Ok, ready for the hard truth? When it comes to admissions, students with stellar GPAs, near-perfect test scores, and ample extracurriculars are a dime a dozen, whereas those with evident emotional intelligence, initiative, and grit are much harder to come by. So how can your hard-working teen stand out among thousands of qualified applicants? Even more, what are college admission officers really looking for? In a word: curiosity.
As an essay specialist, I’ve worked with many kids who have invested heavily in resume-building and not nearly enough in character-building. Subsequently, they struggle to tell their most profound story. An important distinction to make to students is that your transcript is what you’ve done, but your essay is who you are. That is what admissions officers are looking for in a college essay.
In the book, The Stressed Years of Their Lives: Helping Your Kid Survive and Thrive During Their College Years, the authors interviewed University of Pennsylvania’s former dean of admissions, Eric J. Furda. He said:
We see students apply to Penn with transcripts that include eight AP courses, dozens of extracurricular activities, and letters of recommendation that make the student out to be the next Steve Jobs or Bill Gates. What we wonder when we read these applications is, “Who is this teenager? And why isn’t someone helping him or her slow down a little and focus some of their energy on just enjoying life?”. . . What they don’t understand is that college admissions offices are not looking for perfect students. We’re looking for students who can contribute to campus life and who are well-rounded enough to benefit from being part of a diverse community.1

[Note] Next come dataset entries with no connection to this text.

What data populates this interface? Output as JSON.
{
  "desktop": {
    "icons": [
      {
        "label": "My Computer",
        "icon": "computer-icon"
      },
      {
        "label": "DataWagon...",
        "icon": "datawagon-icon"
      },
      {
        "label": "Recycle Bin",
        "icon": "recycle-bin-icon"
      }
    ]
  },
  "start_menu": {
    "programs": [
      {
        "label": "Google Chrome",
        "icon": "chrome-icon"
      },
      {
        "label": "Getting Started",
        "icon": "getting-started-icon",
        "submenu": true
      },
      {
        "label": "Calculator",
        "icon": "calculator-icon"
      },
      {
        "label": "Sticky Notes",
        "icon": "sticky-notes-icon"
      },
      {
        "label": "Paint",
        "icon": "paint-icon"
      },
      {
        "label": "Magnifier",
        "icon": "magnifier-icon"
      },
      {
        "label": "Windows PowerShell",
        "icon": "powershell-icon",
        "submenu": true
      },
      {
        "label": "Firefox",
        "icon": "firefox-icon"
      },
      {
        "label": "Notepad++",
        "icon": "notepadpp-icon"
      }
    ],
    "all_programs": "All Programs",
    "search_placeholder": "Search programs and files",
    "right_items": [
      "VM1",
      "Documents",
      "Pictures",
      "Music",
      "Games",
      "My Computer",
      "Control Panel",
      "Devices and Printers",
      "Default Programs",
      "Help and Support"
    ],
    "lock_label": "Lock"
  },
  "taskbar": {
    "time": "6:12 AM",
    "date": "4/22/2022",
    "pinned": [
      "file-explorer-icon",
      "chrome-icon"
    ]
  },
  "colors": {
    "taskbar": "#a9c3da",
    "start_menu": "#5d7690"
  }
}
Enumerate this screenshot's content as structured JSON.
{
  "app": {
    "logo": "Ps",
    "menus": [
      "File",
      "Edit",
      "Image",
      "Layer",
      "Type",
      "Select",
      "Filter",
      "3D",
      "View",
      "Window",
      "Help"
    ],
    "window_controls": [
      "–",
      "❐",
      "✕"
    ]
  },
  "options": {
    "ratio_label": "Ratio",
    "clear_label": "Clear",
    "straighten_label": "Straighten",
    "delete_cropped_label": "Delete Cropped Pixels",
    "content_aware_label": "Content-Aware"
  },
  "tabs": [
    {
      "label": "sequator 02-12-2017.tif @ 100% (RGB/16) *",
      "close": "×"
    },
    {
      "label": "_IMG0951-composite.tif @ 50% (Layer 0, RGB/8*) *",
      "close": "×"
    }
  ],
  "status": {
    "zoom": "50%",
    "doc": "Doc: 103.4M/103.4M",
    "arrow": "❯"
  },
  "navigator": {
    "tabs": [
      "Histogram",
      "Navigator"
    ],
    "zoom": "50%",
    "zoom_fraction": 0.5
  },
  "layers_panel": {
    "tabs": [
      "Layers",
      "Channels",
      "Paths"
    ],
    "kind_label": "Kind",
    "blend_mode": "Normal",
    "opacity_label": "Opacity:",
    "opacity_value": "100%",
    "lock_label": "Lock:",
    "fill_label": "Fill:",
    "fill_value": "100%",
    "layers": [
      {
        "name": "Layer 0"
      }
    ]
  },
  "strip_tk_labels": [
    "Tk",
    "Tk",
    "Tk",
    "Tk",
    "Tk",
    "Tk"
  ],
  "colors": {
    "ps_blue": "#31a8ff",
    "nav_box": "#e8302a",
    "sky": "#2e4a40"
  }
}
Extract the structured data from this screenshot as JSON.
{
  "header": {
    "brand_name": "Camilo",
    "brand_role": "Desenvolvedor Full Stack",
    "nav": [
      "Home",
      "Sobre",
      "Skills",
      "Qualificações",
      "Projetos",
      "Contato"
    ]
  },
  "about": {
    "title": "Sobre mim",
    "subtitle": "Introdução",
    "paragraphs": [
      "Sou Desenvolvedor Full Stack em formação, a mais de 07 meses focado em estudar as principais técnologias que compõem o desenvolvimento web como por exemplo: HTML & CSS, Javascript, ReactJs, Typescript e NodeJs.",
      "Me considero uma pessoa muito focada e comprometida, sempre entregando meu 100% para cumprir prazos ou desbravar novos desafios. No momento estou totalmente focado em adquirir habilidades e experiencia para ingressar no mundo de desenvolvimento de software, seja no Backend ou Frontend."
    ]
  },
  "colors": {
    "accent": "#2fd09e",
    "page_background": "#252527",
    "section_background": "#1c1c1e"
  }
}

It seldom works in a student’s favor when they take on anything strictly because it’ll “look good on college applications”. Their lack of interest and authenticity will come through in their essay or across their application. In fact, some admissions officers use designated codes like “QBNC” (Qualified But Not Compelling) and “DNSO” (Does Not Stand Out) in their decision-making processes. It’s essential that we, as parents, give our kids the time and encouragement to engage in activities that are genuinely meaningful to them and add value to their lives.
Here are three ways you can help your child stand out to admissions officers:
1. Foster a love of reading
It’s shocking the number of high-achieving students I’ve worked with who haven’t read anything for leisure since they were twelve. Many cite a lack of time in their schedule. But reading is proven to make people better writers and communicators, which are both critical life skills.
Consider setting aside family reading time. Not only will it create a wonderful family tradition, but modeling this behavior shows your kids that, as busy as you are, you prioritize reading as well. If this seems like a nice idea in theory but is unrealistic for your family, encourage them to listen to audiobooks while getting ready in the morning, working out, or doing other activities instead of mindlessly scrolling. If you need more convincing, some elite colleges have supplemental essays asking students to list books they’ve read strictly for pleasure. This could be a great motivator to get your college-bound child to consider what admissions officers are looking for in a college essay.
2. Encourage hobbies, but set expectations
Your child taking up scuba diving even though you live 1,000 miles from the closest ocean may not make much sense to you, but pursuing hobbies creates a sense of independence, discipline, and pride–qualities that matter a lot to admissions officers. When your child is fascinated by something, encourage them to explore it from multiple angles. They should watch documentaries, follow experts on YouTube or social media platforms, listen to podcasts, and connect with mentors. Reinforce their intellectual pursuits by asking questions and letting them tell you about what they find intriguing.
When your child’s passion for their hobbies and interests stands out it makes for a much more compelling story next to the countless essays written about extracurriculars that students are only partially or not-at-all invested in. Maybe one of their hobbies will develop into a career, or maybe not. Either way, they’re guaranteed to be a more interesting, well-rounded person – and college applicant.
3. Support rather than judge
One mom I spoke with was concerned about how much time her son was “wasting” playing video games until she learned that universities including Cornell, Penn, USC, and Northeastern all have video game design programs. So rather than nagging him to stop playing, she asked him why he loved playing so much. He had never really thought about it before, but he began talking about the storylines, music, graphics, and even marketing. Experiencing his mother’s support rather than judgment further ignited his curiosity. As a result, his involvement shifted from passive participation to proactively learning about computer programming and music production.
What College Admissions Offices are Looking For are Well-Rounded Individuals
Too often, I see parents prioritize busy schedules while neglecting that kids need free time to delve into hobbies and interests. Focusing too heavily on academic achievements over personal growth can create a toxic mindset, and hurt rather than help, a student’s chances of college admission.
I’m not suggesting that course rigor, extracurriculars, GPAs, and test scores aren’t evaluated by college admissions office – they certainly play a role in college acceptance. But no matter how far into their high school journey they are, it’s never too late to infuse your child with a genuine love of learning that will help them succeed once they step foot on campus and beyond.
- Hibbs, B. Janet, and Anthony L. Rostain. The Stressed Years of Their Lives: Helping Your Kid Survive and Thrive During Their College Years. New York: St. Martin’s Griffin, 2019